Scottish third sector boosted by £7m

Scottish third sector boosted by £7m
By Keith Aitken, Public Finance

Scottish ministers have ramped up their efforts to increase third sector involvement in public services with a £7m package of measures aimed at making charities and social enterprises more businesslike.

The two programmes, which will offer funding and advice, have been welcomed by Scotland’s local authorities. They will be run in partnership with Scotland’s economic development agencies and administered by consortiums of social enterprises picked through open procurement processes.

Today’s announcement represents a vote of continued confidence in the idea of greater third sector participation in public services.  Scottish government sources had privately voiced concern that the policy, which ministers here have promoted for several years, might be tainted by criticisms of David Cameron’s Big Society agenda south of border.

The bigger of the two programmes is the £4m Enterprise Growth Fund. It will award development grants ranging between £25,000 and £200,000 to third sector bodies judged to have presented the most sustainable and ambitious business plans.

It will be backed up by the £3m Just Enterprise programme, designed to provide a range of business help to third sector bodies via an online support hub.

Though the programmes are open to all third sector bodies, they are likely to prove particularly useful to social enterprises, as distinct from traditional charities. Duncan Thorp of the Scottish Social Enterprise Coalition said they would help the sector provide better public services, for universal social and economic benefit.

Announcing the programmes, Scottish Finance Secretary John Swinney stressed the important role ministers saw for social enterprises, community groups and the voluntary sector: ‘They can deliver superb services, from creating employment opportunities to connecting with the most vulnerable people in our society.’
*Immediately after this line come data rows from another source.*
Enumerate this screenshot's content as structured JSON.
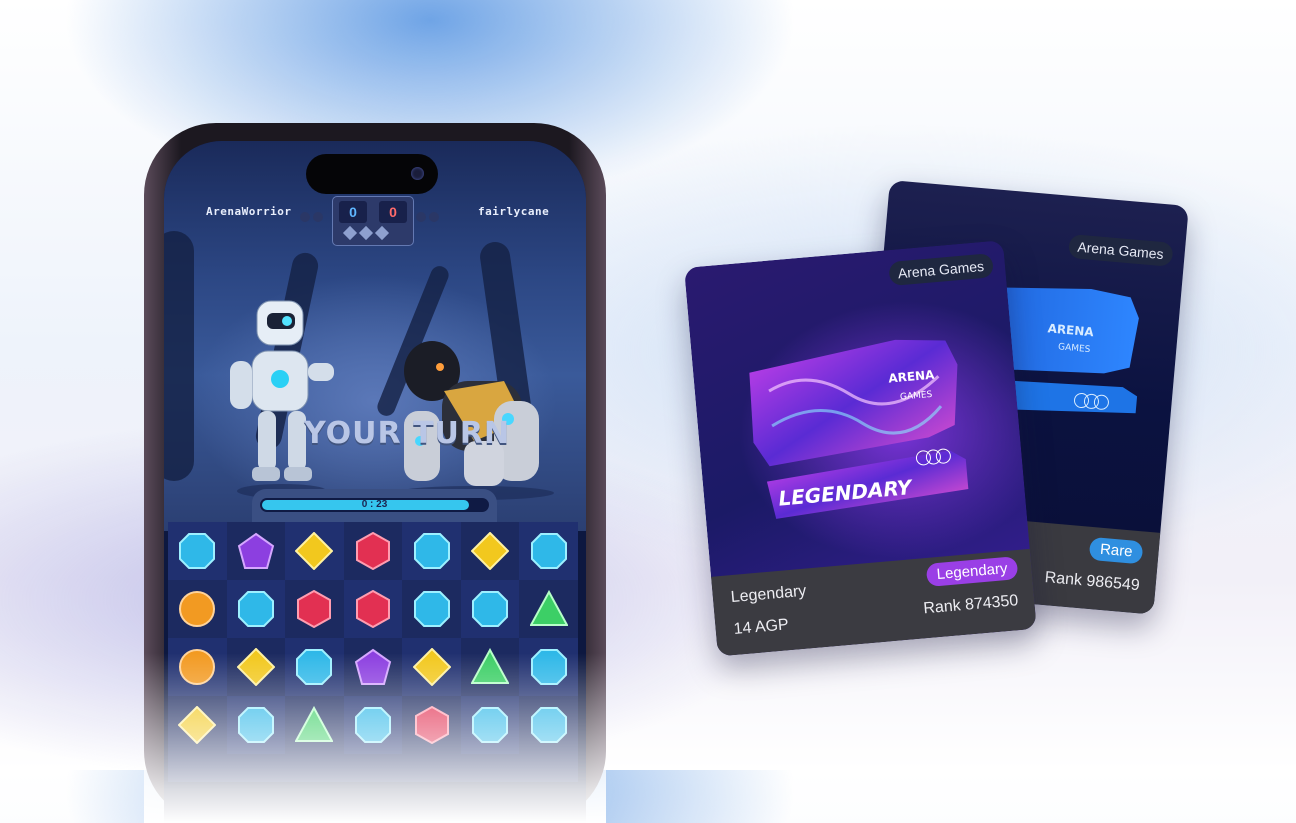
{
  "game": {
    "player_left": "ArenaWorrior",
    "player_right": "fairlycane",
    "score_left": "0",
    "score_right": "0",
    "turn_text": "YOUR TURN",
    "timer": "0 : 23",
    "timer_progress": 0.92,
    "colors": {
      "score_left": "#5fb6ff",
      "score_right": "#ff6b6b",
      "timer_fill": "#36c6ee"
    },
    "board": [
      [
        "blue",
        "purple",
        "yellow",
        "red",
        "blue",
        "yellow",
        "blue"
      ],
      [
        "orange",
        "blue",
        "red",
        "red",
        "blue",
        "blue",
        "green"
      ],
      [
        "orange",
        "yellow",
        "blue",
        "purple",
        "yellow",
        "green",
        "blue"
      ],
      [
        "yellow",
        "blue",
        "green",
        "blue",
        "red",
        "blue",
        "blue"
      ]
    ]
  },
  "card_back": {
    "brand": "Arena Games",
    "rarity_pill": "Rare",
    "rank": "Rank 986549",
    "pill_color": "#2f8fe0"
  },
  "card_front": {
    "brand": "Arena Games",
    "name": "Legendary",
    "rarity_pill": "Legendary",
    "price": "14 AGP",
    "rank": "Rank 874350",
    "pill_color": "#9a3fe6",
    "art_word": "LEGENDARY",
    "art_logo": "ARENA",
    "art_logo_sub": "GAMES"
  },
  "back_art": {
    "logo": "ARENA",
    "logo_sub": "GAMES"
  }
}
The programmes will draw on the expertise of various bodies, including the Business Gateway advisory service, lately transferred from enterprise agency to local authority control. Alison Hay of the Convention of Scottish Local Authorities predicted a ‘productive relationship’ between Just Enterprise and Business Gateway.